On the other hand, I was surprised by the dose of credibility that all the instruments showed. And not only the instruments, but also Eric Bibb’s voice. This enthusiasm spread to the other compositions and originally recorded DSD albums and I ended up spending enjoyable time with the No. 585. It is obvious that this description changes things significantly because this kind of musical presentation can really drag the listener into the heart of music.
In the end I have to conclude and to emphasize once more that the No. 585 is not for everybody. Some might find its sound sterile and without a one specific aspect to connect to. Furthermore, eventhough the No. 585 showed me its sovereign rule over DSD recordings, you should be aware that currently there are few such records around and that you might be doomed to listen to music that may not be your first choice.
The amplifier of this caliber means that you have the same type of speakers, but what is far more important – an acoustically treated room. No. 585 will reveal the recoding you are listening to up to the last detail, but it will also emphasize which part of the audible spectrum in your room stands out. Otherwise, you might point your finger at amplifier, but that would be unjustified.
The price of 12,000 euro in the context of high-end manufacturers such as Mark Levinson is not high, especially when you consider everything you are getting for that amount: a superior preamplifier, power amplifier and a DSD D/A converter.
You can still listen to Mark Levinson No. 585 tomorrow in Zagreb audiophile club. After that, who knows where and when. If I were you, I would not miss it.
Speakers: Wilson Audio Sophia 3
Power amplifier: Pass X250.5

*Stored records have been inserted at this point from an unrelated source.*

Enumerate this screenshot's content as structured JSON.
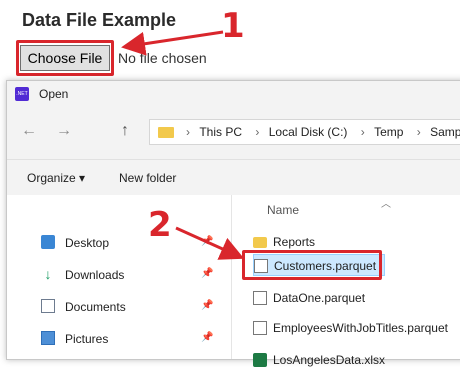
{
  "page": {
    "title": "Data File Example",
    "file_input": {
      "button_label": "Choose File",
      "status_text": "No file chosen"
    },
    "callouts": {
      "step1": "1",
      "step2": "2",
      "color": "#d9262c"
    }
  },
  "dialog": {
    "title": "Open",
    "app_icon_text": ".NET",
    "address": {
      "crumbs": [
        "This PC",
        "Local Disk (C:)",
        "Temp",
        "Sample P"
      ]
    },
    "commands": {
      "organize": "Organize ▾",
      "new_folder": "New folder"
    },
    "nav": {
      "items": [
        {
          "label": "Desktop",
          "icon": "desktop-icon"
        },
        {
          "label": "Downloads",
          "icon": "downloads-icon"
        },
        {
          "label": "Documents",
          "icon": "documents-icon"
        },
        {
          "label": "Pictures",
          "icon": "pictures-icon"
        }
      ]
    },
    "files": {
      "column_header": "Name",
      "items": [
        {
          "name": "Reports",
          "type": "folder"
        },
        {
          "name": "Customers.parquet",
          "type": "file",
          "selected": true
        },
        {
          "name": "DataOne.parquet",
          "type": "file"
        },
        {
          "name": "EmployeesWithJobTitles.parquet",
          "type": "file"
        },
        {
          "name": "LosAngelesData.xlsx",
          "type": "xlsx"
        }
      ]
    }
  }
}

Preamplifier/DAC: Classé CP-800
Source: Mac Mini (Mid 2010/Maverics)
Software: Fidelia, Audirvana Plus
USB/SPDIF converter: M2Tech HiFace EVO
PSU for M2Tech: Soundness
Speaker cables: Transparent Musicwave Super MM2
Analog cables: Sumić Audio Black Hole 5 Plus (XLR)
Digital cables: Audioquest Raven AES/EBU (XLR), Nordost Blue Heaven USB
Power cables: Audioquest NRG-2, Audioquest NRG-3, Wireworld Stratus
Power strip: Supra MD06-EU MKII
Accessory: Stillpoints Ultra SS
HIFI rack: Rondo
Room: acoustically treated, 28 x 12,5 x 9,2 feet